* [GOAL OF THE EXERCISE]
Each line that has the string "Студия" must be copied from the records below.

* [INPUT FOR THIS TASK]
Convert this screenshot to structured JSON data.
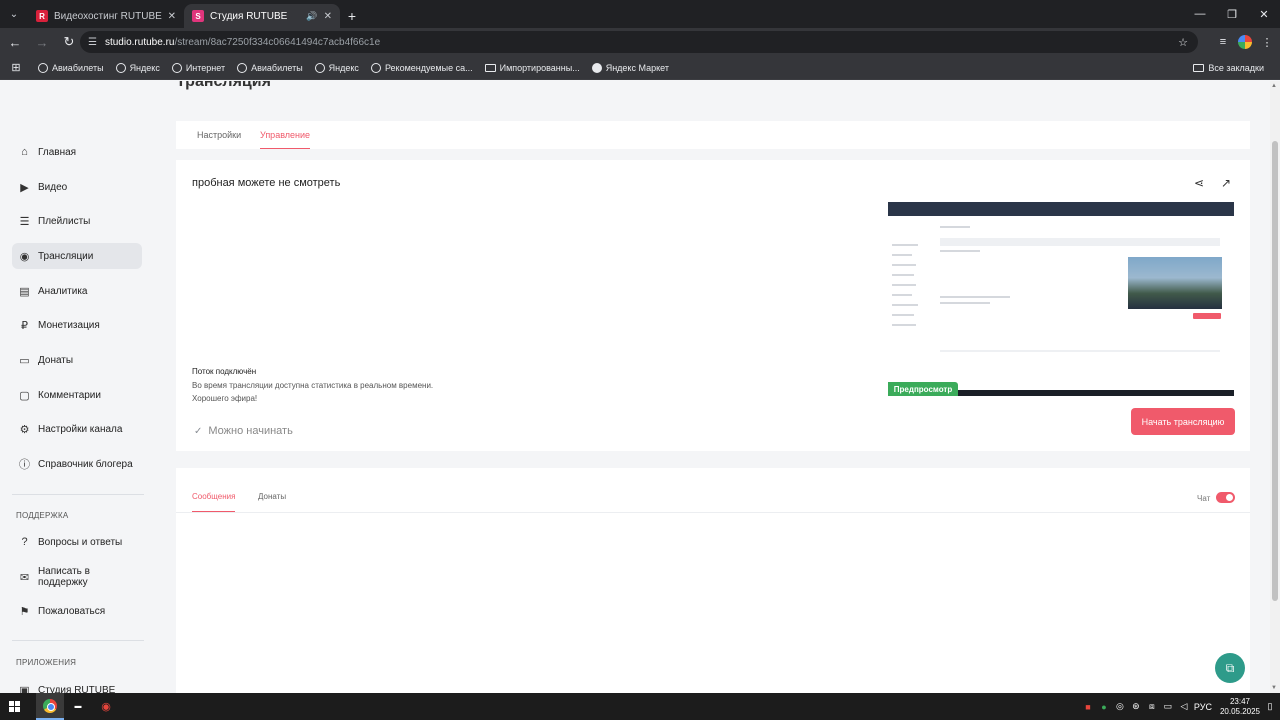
{
  "browser": {
    "tabs": [
      {
        "title": "Видеохостинг RUTUBE. Смотр",
        "favicon": "R",
        "active": false
      },
      {
        "title": "Студия RUTUBE",
        "favicon": "S",
        "active": true
      }
    ],
    "url_host": "studio.rutube.ru",
    "url_path": "/stream/8ac7250f334c06641494c7acb4f66c1e",
    "bookmarks": [
      "Авиабилеты",
      "Яндекс",
      "Интернет",
      "Авиабилеты",
      "Яндекс",
      "Рекомендуемые са...",
      "Импортированны...",
      "Яндекс Маркет"
    ],
    "all_bookmarks": "Все закладки"
  },
  "page": {
    "title": "Трансляция"
  },
  "sidebar": {
    "items": [
      {
        "label": "Главная",
        "icon": "home-icon"
      },
      {
        "label": "Видео",
        "icon": "video-icon"
      },
      {
        "label": "Плейлисты",
        "icon": "playlist-icon"
      },
      {
        "label": "Трансляции",
        "icon": "broadcast-icon"
      },
      {
        "label": "Аналитика",
        "icon": "chart-icon"
      },
      {
        "label": "Монетизация",
        "icon": "monetization-icon"
      },
      {
        "label": "Донаты",
        "icon": "donate-icon"
      },
      {
        "label": "Комментарии",
        "icon": "comments-icon"
      },
      {
        "label": "Настройки канала",
        "icon": "settings-icon"
      },
      {
        "label": "Справочник блогера",
        "icon": "info-icon"
      }
    ],
    "support_heading": "ПОДДЕРЖКА",
    "support_items": [
      {
        "label": "Вопросы и ответы",
        "icon": "question-icon"
      },
      {
        "label": "Написать в поддержку",
        "icon": "mail-icon"
      },
      {
        "label": "Пожаловаться",
        "icon": "flag-icon"
      }
    ],
    "apps_heading": "ПРИЛОЖЕНИЯ",
    "apps_items": [
      {
        "label": "Студия RUTUBE",
        "icon": "app-icon"
      }
    ]
  },
  "page_tabs": [
    {
      "label": "Настройки",
      "active": false
    },
    {
      "label": "Управление",
      "active": true
    }
  ],
  "stream": {
    "title": "пробная можете не смотреть",
    "status_heading": "Поток подключён",
    "status_lines": [
      "Во время трансляции доступна статистика в реальном времени.",
      "Хорошего эфира!"
    ],
    "ready_label": "Можно начинать",
    "preview_badge": "Предпросмотр",
    "start_button": "Начать трансляцию"
  },
  "chat": {
    "tabs": [
      {
        "label": "Сообщения",
        "active": true
      },
      {
        "label": "Донаты",
        "active": false
      }
    ],
    "toggle_label": "Чат",
    "toggle_on": true
  },
  "taskbar": {
    "language": "РУС",
    "time": "23:47",
    "date": "20.05.2025"
  },
  "colors": {
    "accent": "#f05a6b",
    "preview_badge": "#3bab5a",
    "help_fab": "#2e9b8a"
  }
}
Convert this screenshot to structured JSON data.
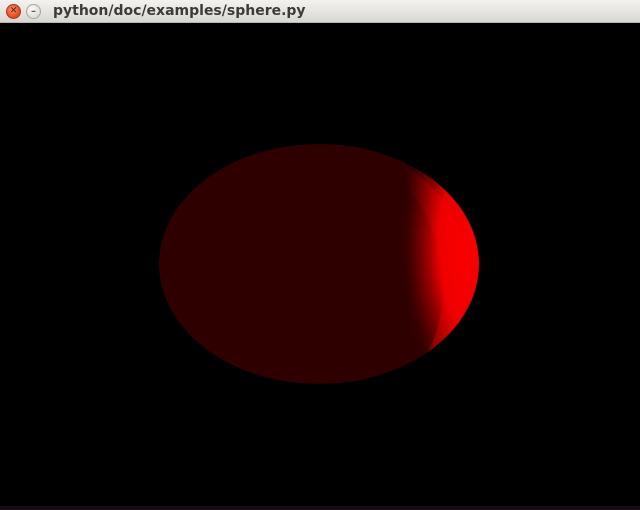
{
  "window": {
    "title": "python/doc/examples/sphere.py",
    "close_icon_glyph": "✕",
    "minimize_icon_glyph": "–"
  },
  "scene": {
    "background_color": "#000000",
    "sphere_dark_color": "#2e0000",
    "sphere_lit_color": "#ff0000"
  }
}
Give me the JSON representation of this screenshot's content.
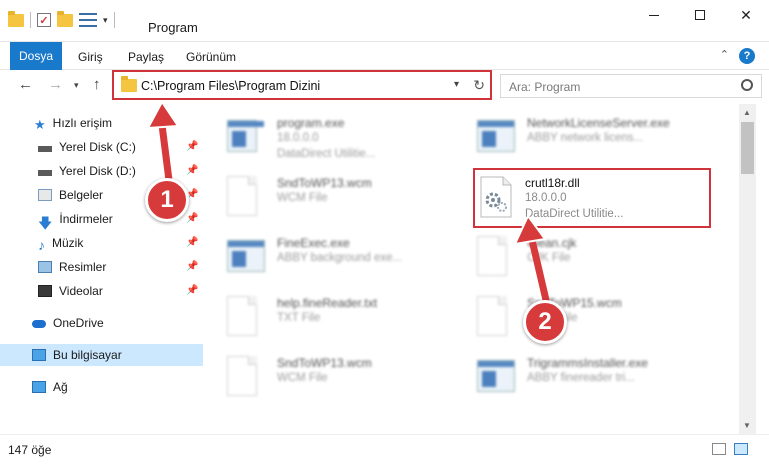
{
  "window": {
    "title": "Program",
    "quick_access_dropdown": "▾"
  },
  "ribbon": {
    "tabs": [
      "Dosya",
      "Giriş",
      "Paylaş",
      "Görünüm"
    ],
    "help": "?"
  },
  "address": {
    "path": "C:\\Program Files\\Program Dizini",
    "search_placeholder": "Ara: Program"
  },
  "sidebar": {
    "items": [
      {
        "label": "Hızlı erişim",
        "icon": "star-icon",
        "color": "#2b7cd3"
      },
      {
        "label": "Yerel Disk (C:)",
        "icon": "drive-icon",
        "pinned": true
      },
      {
        "label": "Yerel Disk (D:)",
        "icon": "drive-icon",
        "pinned": true
      },
      {
        "label": "Belgeler",
        "icon": "documents-icon",
        "pinned": true
      },
      {
        "label": "İndirmeler",
        "icon": "download-icon",
        "pinned": true
      },
      {
        "label": "Müzik",
        "icon": "music-icon",
        "pinned": true
      },
      {
        "label": "Resimler",
        "icon": "pictures-icon",
        "pinned": true
      },
      {
        "label": "Videolar",
        "icon": "videos-icon",
        "pinned": true
      },
      {
        "label": "OneDrive",
        "icon": "cloud-icon"
      },
      {
        "label": "Bu bilgisayar",
        "icon": "computer-icon",
        "selected": true
      },
      {
        "label": "Ağ",
        "icon": "network-icon"
      }
    ]
  },
  "files": [
    {
      "name": "program.exe",
      "line1": "18.0.0.0",
      "line2": "DataDirect Utilitie...",
      "icon": "exe-icon"
    },
    {
      "name": "NetworkLicenseServer.exe",
      "line1": "ABBY network licens...",
      "line2": "",
      "icon": "app-window-icon"
    },
    {
      "name": "SndToWP13.wcm",
      "line1": "WCM File",
      "line2": "",
      "icon": "document-icon"
    },
    {
      "name": "crutl18r.dll",
      "line1": "18.0.0.0",
      "line2": "DataDirect Utilitie...",
      "icon": "dll-gear-icon"
    },
    {
      "name": "FineExec.exe",
      "line1": "ABBY background exe...",
      "line2": "",
      "icon": "app-window-icon"
    },
    {
      "name": "Clean.cjk",
      "line1": "CJK File",
      "line2": "",
      "icon": "document-icon"
    },
    {
      "name": "help.fineReader.txt",
      "line1": "TXT File",
      "line2": "",
      "icon": "document-icon"
    },
    {
      "name": "SndToWP15.wcm",
      "line1": "WCM File",
      "line2": "",
      "icon": "document-icon"
    },
    {
      "name": "SndToWP13.wcm",
      "line1": "WCM File",
      "line2": "",
      "icon": "document-icon"
    },
    {
      "name": "TrigrammsInstaller.exe",
      "line1": "ABBY finereader tri...",
      "line2": "",
      "icon": "app-window-icon"
    }
  ],
  "callouts": {
    "one": "1",
    "two": "2",
    "color": "#d73a3a"
  },
  "status": {
    "count": "147 öğe"
  }
}
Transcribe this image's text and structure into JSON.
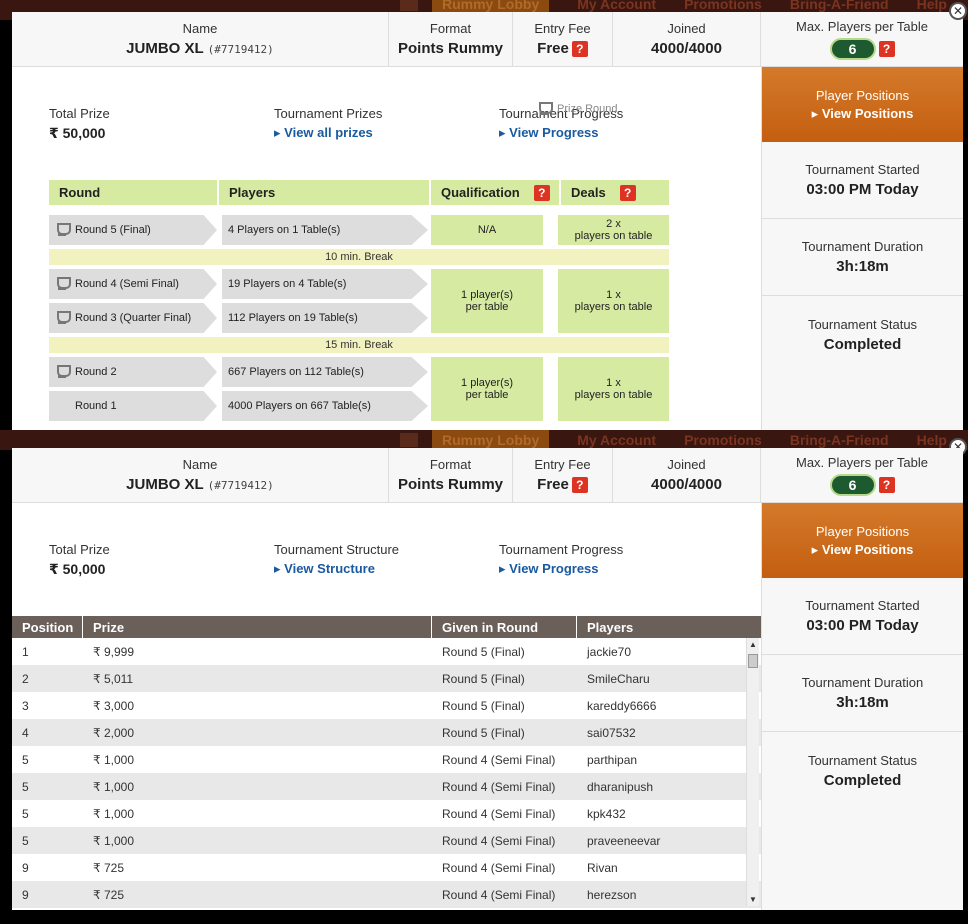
{
  "nav": {
    "lobby": "Rummy Lobby",
    "account": "My Account",
    "promotions": "Promotions",
    "friend": "Bring-A-Friend",
    "help": "Help"
  },
  "header": {
    "name_label": "Name",
    "name_value": "JUMBO XL",
    "name_id": "(#7719412)",
    "format_label": "Format",
    "format_value": "Points Rummy",
    "fee_label": "Entry Fee",
    "fee_value": "Free",
    "joined_label": "Joined",
    "joined_value": "4000/4000",
    "max_label": "Max. Players per Table",
    "max_value": "6",
    "help_glyph": "?"
  },
  "side": {
    "pp_line1": "Player Positions",
    "pp_line2": "View Positions",
    "started_label": "Tournament Started",
    "started_value": "03:00 PM Today",
    "duration_label": "Tournament Duration",
    "duration_value": "3h:18m",
    "status_label": "Tournament Status",
    "status_value": "Completed"
  },
  "top": {
    "total_label": "Total Prize",
    "total_value": "₹ 50,000",
    "prizes_label": "Tournament Prizes",
    "prizes_link": "View all prizes",
    "progress_label": "Tournament Progress",
    "progress_link": "View Progress",
    "prize_round": "Prize Round",
    "cols": [
      "Round",
      "Players",
      "Qualification",
      "Deals"
    ],
    "rounds": [
      {
        "name": "Round 5 (Final)",
        "players": "4 Players on 1 Table(s)"
      },
      {
        "name": "Round 4 (Semi Final)",
        "players": "19 Players on 4 Table(s)"
      },
      {
        "name": "Round 3 (Quarter Final)",
        "players": "112 Players on 19 Table(s)"
      },
      {
        "name": "Round 2",
        "players": "667 Players on 112 Table(s)"
      },
      {
        "name": "Round 1",
        "players": "4000 Players on 667 Table(s)"
      }
    ],
    "q1": "N/A",
    "d1a": "2 x",
    "d1b": "players on table",
    "break1": "10 min. Break",
    "q2a": "1 player(s)",
    "q2b": "per table",
    "d2a": "1 x",
    "d2b": "players on table",
    "break2": "15 min. Break",
    "q3a": "1 player(s)",
    "q3b": "per table",
    "d3a": "1 x",
    "d3b": "players on table"
  },
  "bottom": {
    "total_label": "Total Prize",
    "total_value": "₹ 50,000",
    "struct_label": "Tournament Structure",
    "struct_link": "View Structure",
    "progress_label": "Tournament Progress",
    "progress_link": "View Progress",
    "cols": [
      "Position",
      "Prize",
      "Given in Round",
      "Players"
    ],
    "rows": [
      {
        "pos": "1",
        "prize": "₹ 9,999",
        "round": "Round 5 (Final)",
        "player": "jackie70"
      },
      {
        "pos": "2",
        "prize": "₹ 5,011",
        "round": "Round 5 (Final)",
        "player": "SmileCharu"
      },
      {
        "pos": "3",
        "prize": "₹ 3,000",
        "round": "Round 5 (Final)",
        "player": "kareddy6666"
      },
      {
        "pos": "4",
        "prize": "₹ 2,000",
        "round": "Round 5 (Final)",
        "player": "sai07532"
      },
      {
        "pos": "5",
        "prize": "₹ 1,000",
        "round": "Round 4 (Semi Final)",
        "player": "parthipan"
      },
      {
        "pos": "5",
        "prize": "₹ 1,000",
        "round": "Round 4 (Semi Final)",
        "player": "dharanipush"
      },
      {
        "pos": "5",
        "prize": "₹ 1,000",
        "round": "Round 4 (Semi Final)",
        "player": "kpk432"
      },
      {
        "pos": "5",
        "prize": "₹ 1,000",
        "round": "Round 4 (Semi Final)",
        "player": "praveeneevar"
      },
      {
        "pos": "9",
        "prize": "₹ 725",
        "round": "Round 4 (Semi Final)",
        "player": "Rivan"
      },
      {
        "pos": "9",
        "prize": "₹ 725",
        "round": "Round 4 (Semi Final)",
        "player": "herezson"
      }
    ]
  }
}
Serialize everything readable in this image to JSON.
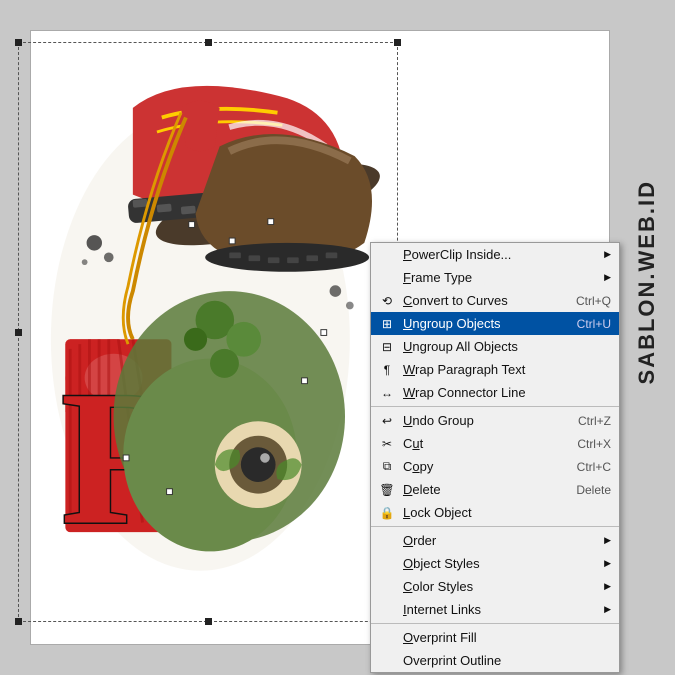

* [WORKED SOLUTION]
        "title": "Студия RUTUBE",
        "label": "Студия RUTUBE",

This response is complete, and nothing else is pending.